Subject: Monumental Inscriptions from the Biblical World; Akkadian Monumental Inscriptions; Building and Display Inscriptions; Neo-Assyrian Inscriptions Commentary Engraved on a statue of Shalmaneser (measuring 103 cm in height), the text belongs to Recension E of his annals. Since the last regnal year narrated is the twentieth, the statue must date to 839–838 bce. While it belongs to the same recension as the Marble Slab ( COS COSB.2.113D), the narrative concerning Shalmaneser’s eighteenth year campaign against Hazael more closely follows that of the Calaḫ Bulls ( COS

Ur-Nammu (2.138C)

(219 words)

Author(s): Frayne, Douglas
Subject: Monumental Inscriptions from the Biblical World; Sumerian Monumental Inscriptions; Building and Display Inscriptions; Neo-Sumerian Inscriptions Commentary A ten-line inscription found on bronze canephores, stone foundation tablets, and a door socket records Ur-Nammu’s construction of the goddess Inanna’s Eanna temple in Uruk (modern Warkāʾ). Uruk was excavated by a team of archaeologists from the Deutsche Orient-Gesellschaft, Berlin from 1912–13 and 1925–1939, and by a team from the Deutsches Archäolo…

Summary Inscription 13 (2.117G)

(532 words)
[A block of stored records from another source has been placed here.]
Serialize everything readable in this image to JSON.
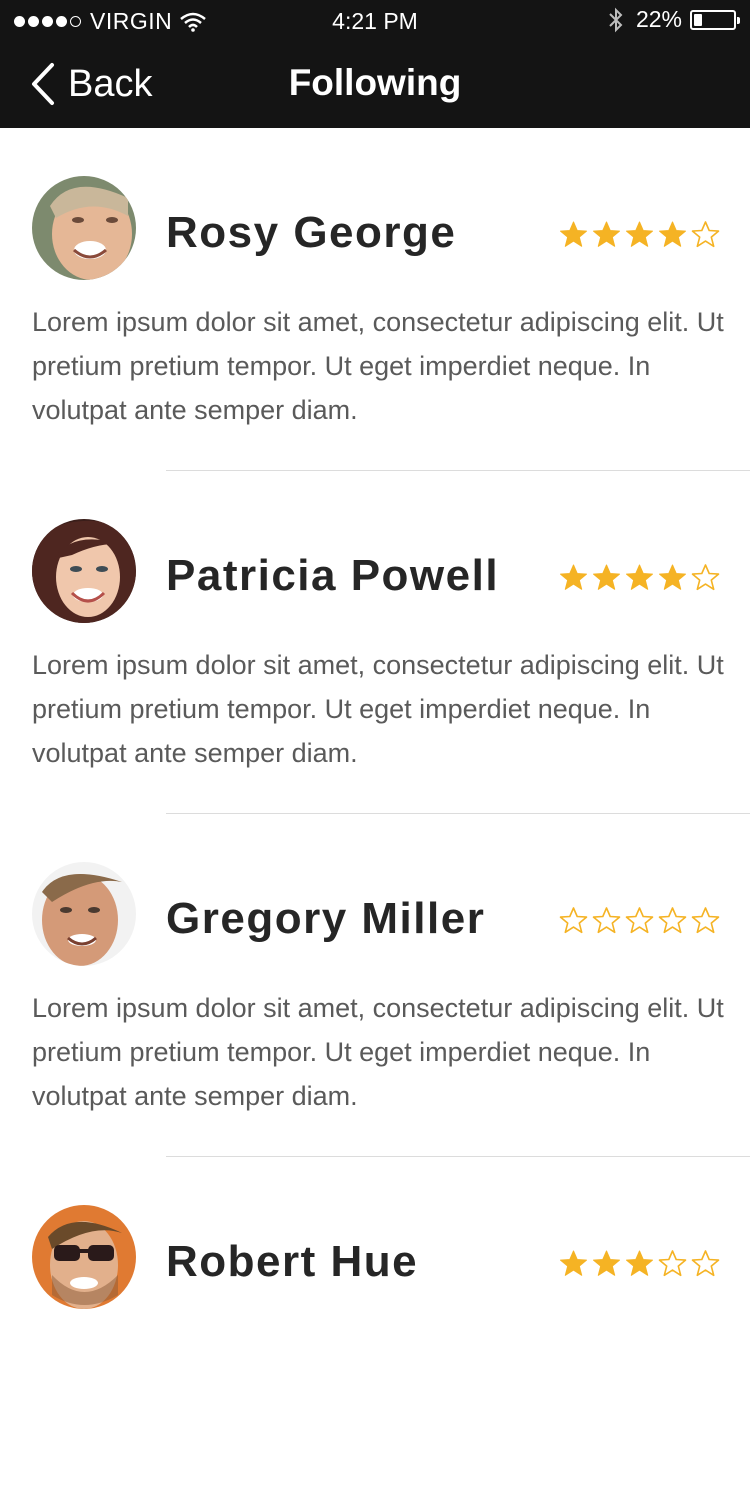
{
  "status_bar": {
    "carrier": "VIRGIN",
    "time": "4:21 PM",
    "battery": "22%",
    "battery_level": 0.22
  },
  "nav": {
    "back_label": "Back",
    "title": "Following"
  },
  "colors": {
    "bar_bg": "#141414",
    "star": "#f5b324",
    "name_text": "#262626",
    "body_text": "#5a5a5a"
  },
  "people": [
    {
      "name": "Rosy George",
      "rating": 4,
      "max_rating": 5,
      "text": "Lorem ipsum dolor sit amet, consectetur adipiscing elit. Ut pretium pretium tempor. Ut eget imperdiet neque. In volutpat ante semper diam."
    },
    {
      "name": "Patricia Powell",
      "rating": 4,
      "max_rating": 5,
      "text": "Lorem ipsum dolor sit amet, consectetur adipiscing elit. Ut pretium pretium tempor. Ut eget imperdiet neque. In volutpat ante semper diam."
    },
    {
      "name": "Gregory Miller",
      "rating": 0,
      "max_rating": 5,
      "text": "Lorem ipsum dolor sit amet, consectetur adipiscing elit. Ut pretium pretium tempor. Ut eget imperdiet neque. In volutpat ante semper diam."
    },
    {
      "name": "Robert Hue",
      "rating": 3,
      "max_rating": 5,
      "text": ""
    }
  ]
}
Author(s): Younger, K. Lawson, Jr.
Subject: Monumental Inscriptions from the Biblical World; Akkadian Monumental Inscriptions; Building and Display Inscriptions; Neo-Assyrian Inscriptions Commentary This inscription is engraved on a poorly preserved colossal bas-relief from Nimrud that depicts a large figure with a mace. The inscription is incised across the large figure. While a number of scholars have treated the text as a part of Tiglath-pileser’s Annals,1 others have noted its non-chronological elements as evidence of its summary type. In Tadmor’s recent treatment, he suggests that …

The Sippar Cylinder of Nabonidus (2.123A)

(3,027 words)

Author(s): Beaulieu, Paul-Alain
Subject: Monumental Inscriptions from the Biblical World; Akkadian Monumental Inscriptions; Building and Display Inscriptions; Neo-Babylonian Inscriptions Commentary This long and complex inscription occurs in several exemplars and fragmentary duplicates, all clay cylinders inscribed in Neo-Babylonian script and found in the remains of the Ebabbar temple in Sippar. One exemplar was found in Babylon, in the so-called “palace museum,” along with many older inscriptions removed from their original contexts; it is n…

Sargon II (2.118)

(56 words)

Contributor(s): Hallo, William W.
Subject: Monumental Inscriptions from the Biblical World; Akkadian Monumental Inscriptions; Building and Display Inscriptions; Neo-Assyrian Inscriptions Commentary The Annals The Borowski Stela The Aššur “Charter” Nimrud Prisms D & E The Great “Summary” Inscription The Small “Summary” Inscription Pavement Inscription 4 The Cylinder Inscription The Nimrud Inscription The Tang-i Var Inscription Sargon II (2.118)

Nabopolassar’s Restoration of Imgur-Enlil, the Inner Defensive Wall of Babylon (2.121)

(1,717 words)

Author(s): Beaulieu, Paul-Alain
Subject: Monumental Inscriptions from the Biblical World; Akkadian Monumental Inscriptions; Building and Display Inscriptions; Neo-Babylonian Inscriptions Commentary Nabopolassar (626–605 bce) was the founder of the Neo-Babylonian dynasty. He revolted against the Assyrians, ousted them from Akkad (i.e. Babylonia), and eventually helped the Medes to destroy the Assyrian empire. The following inscription discovered during the Iraqi restoration work on the site of Babylon and first published in 1985 commemorates Nabo…
▲   Back to top   ▲